In 1837 the Heath family bought 40 acres of undeveloped land on the north west corner of Yonge Street and the Third Concession Road (know now as St. Clair Avenue West). They named their new property “Deer Park” after the tame deer that begged food from guests at nearby hotels.
Initially, the area around Deer Park was developed by wealthy Torontonians who built country retreats on large parcels of land. As the city grew and land became more valuable, these properties were subdivided into small lots. Deer Park became one of Toronto’s first subdivisions. The original estates are now remembered in the street names: Woodlawn, Summerhill, Rathnelly, Oaklands, and Deer Park.
Deer Park became part of the City of Toronto in 1908, and was an established neighbourhood by the 1930’s. In 1954, the Yonge subway line opened for business and one of the original stops was the station at the corner of Yonge and St. Clair. Today, Deer Park is a unique mix of retail, office, and residential space that borders 37 acres of ravine land. The boundaries are Farnham Avenue (south); Avenue Road and Oriole Parkway (west); David Balfour Park (east) and The Belt Line Trail (north).
Deer Park is well served by public transit. In addition to the St. Clair subway station (which connects to the Yonge-University line), there is the 512 streetcar and a variety of bus lines providing east-west service. Drivers can access the downtown and HWY 401 via Yonge Street or Avenue Road.
A typical Deer Park property is a 2 or 3-storey detached brick house set on a 20’ x 100’ lot. The high demand for this location is driving in-fill development. Over time, many of the original houses will be replaced with new construction, but for now most of the original housing stock built between 60 and 100 years ago remains. Their historic facades and the mature trees that line the streets contribute to the neighbourhood’s charm. In the first three quarters of 2015, the average price of a detached or semi-detached house was just under $2 million.
Deer Park’s first apartment houses were built on St. Clair Avenue before World War One. Since then there has been much development.
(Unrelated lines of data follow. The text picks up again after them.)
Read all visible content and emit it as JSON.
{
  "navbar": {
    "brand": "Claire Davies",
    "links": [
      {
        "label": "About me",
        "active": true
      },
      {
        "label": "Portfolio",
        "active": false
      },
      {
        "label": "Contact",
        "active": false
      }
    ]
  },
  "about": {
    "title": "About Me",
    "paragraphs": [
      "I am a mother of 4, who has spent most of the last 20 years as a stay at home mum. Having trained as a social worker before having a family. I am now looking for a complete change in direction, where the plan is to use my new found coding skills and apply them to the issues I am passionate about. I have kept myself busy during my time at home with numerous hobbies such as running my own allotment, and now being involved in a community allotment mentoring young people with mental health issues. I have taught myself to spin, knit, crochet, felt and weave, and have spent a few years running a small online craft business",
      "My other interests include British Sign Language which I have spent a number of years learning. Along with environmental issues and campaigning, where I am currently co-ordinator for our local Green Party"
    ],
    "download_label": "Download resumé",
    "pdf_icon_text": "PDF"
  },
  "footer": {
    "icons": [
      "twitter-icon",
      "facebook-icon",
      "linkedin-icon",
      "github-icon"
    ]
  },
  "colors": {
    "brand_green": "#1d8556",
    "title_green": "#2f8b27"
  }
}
Today there are condominium apartments for sale as well as an established supply of apartments to rent. The Art Deco-styled Fleetwood at 64 St. Clair Avenue West stands out as perhaps the most easily remembered rental building. The best known new project is the conversion of the Imperial Oil building at 111 St. Clair Avenue West into condominium apartments. In January - September of 2015, local condo prices averaged at over $700,000.
Deer Park’s premier green space is Rosehill Reservoir Park, located at the foot of Jackes Avenue. It has a children’s playground, a public garden, and a fountain featuring a sculpture of a water molecule. It joins David A. Balfour Park, which connects to the Belt Line Nature Trail. This ravine system is enjoyed by joggers and nature lovers throughout the year. Nearby Sir Winston Churchill Park Tennis Club, at St. Clair Avenue West and Spadina Road, offers outdoor tennis to members and the public. The Badminton and Racquet Club is a private club specializing in racquet sports. It is located at 25 St. Clair Avenue West.
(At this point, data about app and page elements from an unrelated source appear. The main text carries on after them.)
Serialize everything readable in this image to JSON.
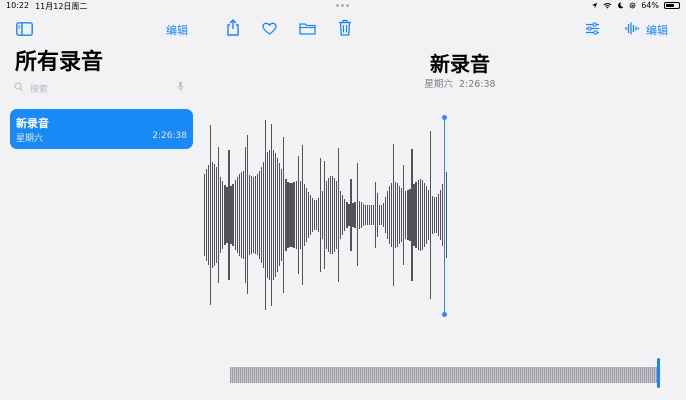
{
  "status_bar": {
    "time": "10:22",
    "date": "11月12日周二",
    "battery": "64%",
    "battery_level": 0.64
  },
  "toolbar": {
    "left_edit_label": "编辑",
    "right_edit_label": "编辑",
    "icons": [
      "sidebar-toggle-icon",
      "share-icon",
      "heart-icon",
      "folder-icon",
      "trash-icon",
      "sliders-icon",
      "waveform-icon"
    ]
  },
  "sidebar": {
    "title": "所有录音",
    "search_placeholder": "搜索",
    "recordings": [
      {
        "title": "新录音",
        "date": "星期六",
        "duration": "2:26:38",
        "selected": true
      }
    ]
  },
  "main": {
    "title": "新录音",
    "subtitle_day": "星期六",
    "subtitle_time": "2:26:38"
  },
  "colors": {
    "accent": "#1a84ff",
    "selected_row": "#1989f5",
    "background": "#f2f2f4",
    "waveform": "#525258"
  }
}
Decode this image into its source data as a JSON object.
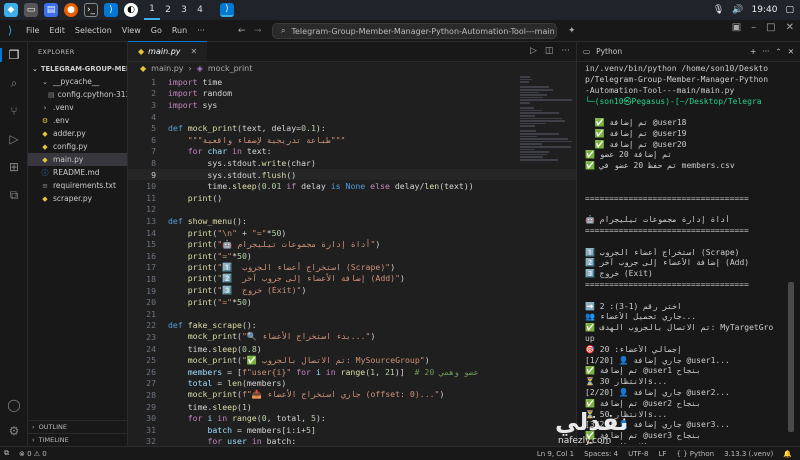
{
  "taskbar": {
    "workspaces": [
      "1",
      "2",
      "3",
      "4"
    ],
    "clock": "19:40"
  },
  "window": {
    "menu": [
      "File",
      "Edit",
      "Selection",
      "View",
      "Go",
      "Run",
      "···"
    ],
    "command_center": "Telegram-Group-Member-Manager-Python-Automation-Tool---main"
  },
  "explorer": {
    "header": "EXPLORER",
    "root": "TELEGRAM-GROUP-MEMB...",
    "items": [
      {
        "label": "__pycache__",
        "indent": 1,
        "icon": "folder-open-icon",
        "sel": false
      },
      {
        "label": "config.cpython-313....",
        "indent": 2,
        "icon": "file-icon",
        "sel": false
      },
      {
        "label": ".venv",
        "indent": 1,
        "icon": "folder-icon",
        "sel": false
      },
      {
        "label": ".env",
        "indent": 1,
        "icon": "gear-file-icon",
        "sel": false
      },
      {
        "label": "adder.py",
        "indent": 1,
        "icon": "python-icon",
        "sel": false
      },
      {
        "label": "config.py",
        "indent": 1,
        "icon": "python-icon",
        "sel": false
      },
      {
        "label": "main.py",
        "indent": 1,
        "icon": "python-icon",
        "sel": true
      },
      {
        "label": "README.md",
        "indent": 1,
        "icon": "info-icon",
        "sel": false
      },
      {
        "label": "requirements.txt",
        "indent": 1,
        "icon": "list-icon",
        "sel": false
      },
      {
        "label": "scraper.py",
        "indent": 1,
        "icon": "python-icon",
        "sel": false
      }
    ],
    "outline": "OUTLINE",
    "timeline": "TIMELINE"
  },
  "editor": {
    "tab": "main.py",
    "breadcrumb": [
      "main.py",
      "mock_print"
    ],
    "current_line": 9,
    "lines": [
      [
        [
          "import ",
          "kw"
        ],
        [
          "time",
          ""
        ]
      ],
      [
        [
          "import ",
          "kw"
        ],
        [
          "random",
          ""
        ]
      ],
      [
        [
          "import ",
          "kw"
        ],
        [
          "sys",
          ""
        ]
      ],
      [],
      [
        [
          "def ",
          "def"
        ],
        [
          "mock_print",
          "fn"
        ],
        [
          "(text, delay=",
          ""
        ],
        [
          "0.1",
          "num"
        ],
        [
          "):",
          ""
        ]
      ],
      [
        [
          "    ",
          ""
        ],
        [
          "\"\"\"طباعة تدريجية لإضفاء واقعية\"\"\"",
          "str"
        ]
      ],
      [
        [
          "    ",
          ""
        ],
        [
          "for ",
          "kw"
        ],
        [
          "char ",
          "var"
        ],
        [
          "in ",
          "kw"
        ],
        [
          "text:",
          ""
        ]
      ],
      [
        [
          "        sys.stdout.",
          ""
        ],
        [
          "write",
          "fn"
        ],
        [
          "(char)",
          ""
        ]
      ],
      [
        [
          "        sys.stdout.",
          ""
        ],
        [
          "flush",
          "fn"
        ],
        [
          "()",
          ""
        ]
      ],
      [
        [
          "        time.",
          ""
        ],
        [
          "sleep",
          "fn"
        ],
        [
          "(",
          ""
        ],
        [
          "0.01 ",
          "num"
        ],
        [
          "if ",
          "kw"
        ],
        [
          "delay ",
          ""
        ],
        [
          "is ",
          "def"
        ],
        [
          "None ",
          "bool"
        ],
        [
          "else ",
          "kw"
        ],
        [
          "delay/",
          ""
        ],
        [
          "len",
          "fn"
        ],
        [
          "(text))",
          ""
        ]
      ],
      [
        [
          "    ",
          ""
        ],
        [
          "print",
          "fn"
        ],
        [
          "()",
          ""
        ]
      ],
      [],
      [
        [
          "def ",
          "def"
        ],
        [
          "show_menu",
          "fn"
        ],
        [
          "():",
          ""
        ]
      ],
      [
        [
          "    ",
          ""
        ],
        [
          "print",
          "fn"
        ],
        [
          "(",
          ""
        ],
        [
          "\"\\n\" ",
          "str"
        ],
        [
          "+ ",
          ""
        ],
        [
          "\"=\"",
          "str"
        ],
        [
          "*",
          ""
        ],
        [
          "50",
          "num"
        ],
        [
          ")",
          ""
        ]
      ],
      [
        [
          "    ",
          ""
        ],
        [
          "print",
          "fn"
        ],
        [
          "(",
          ""
        ],
        [
          "\"🤖 أداة إدارة مجموعات تيليجرام\"",
          "str"
        ],
        [
          ")",
          ""
        ]
      ],
      [
        [
          "    ",
          ""
        ],
        [
          "print",
          "fn"
        ],
        [
          "(",
          ""
        ],
        [
          "\"=\"",
          "str"
        ],
        [
          "*",
          ""
        ],
        [
          "50",
          "num"
        ],
        [
          ")",
          ""
        ]
      ],
      [
        [
          "    ",
          ""
        ],
        [
          "print",
          "fn"
        ],
        [
          "(",
          ""
        ],
        [
          "\"1️⃣  استخراج أعضاء الجروب (Scrape)\"",
          "str"
        ],
        [
          ")",
          ""
        ]
      ],
      [
        [
          "    ",
          ""
        ],
        [
          "print",
          "fn"
        ],
        [
          "(",
          ""
        ],
        [
          "\"2️⃣  إضافة الأعضاء إلى جروب آخر (Add)\"",
          "str"
        ],
        [
          ")",
          ""
        ]
      ],
      [
        [
          "    ",
          ""
        ],
        [
          "print",
          "fn"
        ],
        [
          "(",
          ""
        ],
        [
          "\"3️⃣  خروج (Exit)\"",
          "str"
        ],
        [
          ")",
          ""
        ]
      ],
      [
        [
          "    ",
          ""
        ],
        [
          "print",
          "fn"
        ],
        [
          "(",
          ""
        ],
        [
          "\"=\"",
          "str"
        ],
        [
          "*",
          ""
        ],
        [
          "50",
          "num"
        ],
        [
          ")",
          ""
        ]
      ],
      [],
      [
        [
          "def ",
          "def"
        ],
        [
          "fake_scrape",
          "fn"
        ],
        [
          "():",
          ""
        ]
      ],
      [
        [
          "    ",
          ""
        ],
        [
          "mock_print",
          "fn"
        ],
        [
          "(",
          ""
        ],
        [
          "\"🔍 بدء استخراج الأعضاء...\"",
          "str"
        ],
        [
          ")",
          ""
        ]
      ],
      [
        [
          "    time.",
          ""
        ],
        [
          "sleep",
          "fn"
        ],
        [
          "(",
          ""
        ],
        [
          "0.8",
          "num"
        ],
        [
          ")",
          ""
        ]
      ],
      [
        [
          "    ",
          ""
        ],
        [
          "mock_print",
          "fn"
        ],
        [
          "(",
          ""
        ],
        [
          "\"✅ تم الاتصال بالجروب: MySourceGroup\"",
          "str"
        ],
        [
          ")",
          ""
        ]
      ],
      [
        [
          "    ",
          ""
        ],
        [
          "members ",
          "var"
        ],
        [
          "= [",
          ""
        ],
        [
          "f\"user{i}\" ",
          "str"
        ],
        [
          "for ",
          "kw"
        ],
        [
          "i ",
          "var"
        ],
        [
          "in ",
          "kw"
        ],
        [
          "range",
          "fn"
        ],
        [
          "(",
          ""
        ],
        [
          "1",
          "num"
        ],
        [
          ", ",
          ""
        ],
        [
          "21",
          "num"
        ],
        [
          ")]  ",
          ""
        ],
        [
          "# 20 عضو وهمي",
          "cm"
        ]
      ],
      [
        [
          "    ",
          ""
        ],
        [
          "total ",
          "var"
        ],
        [
          "= ",
          ""
        ],
        [
          "len",
          "fn"
        ],
        [
          "(members)",
          ""
        ]
      ],
      [
        [
          "    ",
          ""
        ],
        [
          "mock_print",
          "fn"
        ],
        [
          "(",
          ""
        ],
        [
          "f\"📥 جاري استخراج الأعضاء (offset: 0)...\"",
          "str"
        ],
        [
          ")",
          ""
        ]
      ],
      [
        [
          "    time.",
          ""
        ],
        [
          "sleep",
          "fn"
        ],
        [
          "(",
          ""
        ],
        [
          "1",
          "num"
        ],
        [
          ")",
          ""
        ]
      ],
      [
        [
          "    ",
          ""
        ],
        [
          "for ",
          "kw"
        ],
        [
          "i ",
          "var"
        ],
        [
          "in ",
          "kw"
        ],
        [
          "range",
          "fn"
        ],
        [
          "(",
          ""
        ],
        [
          "0",
          "num"
        ],
        [
          ", total, ",
          ""
        ],
        [
          "5",
          "num"
        ],
        [
          "):",
          ""
        ]
      ],
      [
        [
          "        ",
          ""
        ],
        [
          "batch ",
          "var"
        ],
        [
          "= members[i:i+",
          ""
        ],
        [
          "5",
          "num"
        ],
        [
          "]",
          ""
        ]
      ],
      [
        [
          "        ",
          ""
        ],
        [
          "for ",
          "kw"
        ],
        [
          "user ",
          "var"
        ],
        [
          "in ",
          "kw"
        ],
        [
          "batch:",
          ""
        ]
      ],
      [
        [
          "            ",
          ""
        ],
        [
          "mock_print",
          "fn"
        ],
        [
          "(f\"  ✅ ...  {user}\")",
          ""
        ]
      ]
    ]
  },
  "terminal": {
    "header": "Python",
    "lines": [
      "in/.venv/bin/python /home/son10/Deskto",
      "p/Telegram-Group-Member-Manager-Python",
      "-Automation-Tool---main/main.py",
      "╰─(son10㉿Pegasus)-[~/Desktop/Telegra",
      "",
      "  ✅ تم إضافة @user18",
      "  ✅ تم إضافة @user19",
      "  ✅ تم إضافة @user20",
      "✅ تم إضافة 20 عضو",
      "✅ تم حفظ 20 عضو في members.csv",
      "",
      "",
      "==================================",
      "",
      "🤖 أداة إدارة مجموعات تيليجرام",
      "==================================",
      "",
      "1️⃣ استخراج أعضاء الجروب (Scrape)",
      "2️⃣ إضافة الأعضاء إلى جروب آخر (Add)",
      "3️⃣ خروج (Exit)",
      "==================================",
      "",
      "➡️ اختر رقم (1-3): 2",
      "👥 جاري تحميل الأعضاء...",
      "✅ تم الاتصال بالجروب الهدف: MyTargetGro",
      "up",
      "🎯 إجمالي الأعضاء: 20",
      "[1/20] 👤 جاري إضافة @user1...",
      "✅ تم إضافة @user1 بنجاح",
      "⏳ الانتظار 30s...",
      "[2/20] 👤 جاري إضافة @user2...",
      "✅ تم إضافة @user2 بنجاح",
      "⏳ الانتظار 50s...",
      "[3/20] 👤 جاري إضافة @user3...",
      "✅ تم إضافة @user3 بنجاح",
      "⏳ الانتظار 67s...",
      "▌"
    ]
  },
  "statusbar": {
    "errors": "⊗ 0  ⚠ 0",
    "position": "Ln 9, Col 1",
    "spaces": "Spaces: 4",
    "encoding": "UTF-8",
    "eol": "LF",
    "language": "{ } Python",
    "interpreter": "3.13.3 (.venv)"
  },
  "watermark": {
    "text": "نفذلي",
    "url": "nafezly.com"
  }
}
Deer Park shopping is concentrated in three areas: The Yonge and St. Clair Centre, on the north east corner of Yonge Street and St. Clair Avenue, Delisle Court, at 1560 Yonge Street, and the Towne Mall, located at 77 St. Clair Avenue E. Numerous restaurants and specialty shops line Yonge Street and St. Clair Avenue, and the streets bloom with sidewalk cafes in the summer. The Deer Park Library, at 40 St. Clair Avenue E., has welcomed readers since 1952.
From a rural retreat for the few, Deer Park has evolved into a destination for many Torontonians. Each day, thousands of people fill the office towers of Yonge and St. Clair. After business hours, workers and residents alike patronize the local shops and restaurants. The combination of rental properties, condominiums and single family homes ensures a lively urban mix. Its access to schools, ravines and parkland makes it attractive to families. Factor in an unbeatable location and you have the ‘Old School’ neighbourhood refreshed and invigorated!
The Toronto neighbourhood map displayed on this website was published in “Your Guide to Toronto Neighbourhoods”, is copyright Maple Tree Publishing and has been reproduced by the Toronto Real Estate Board under license.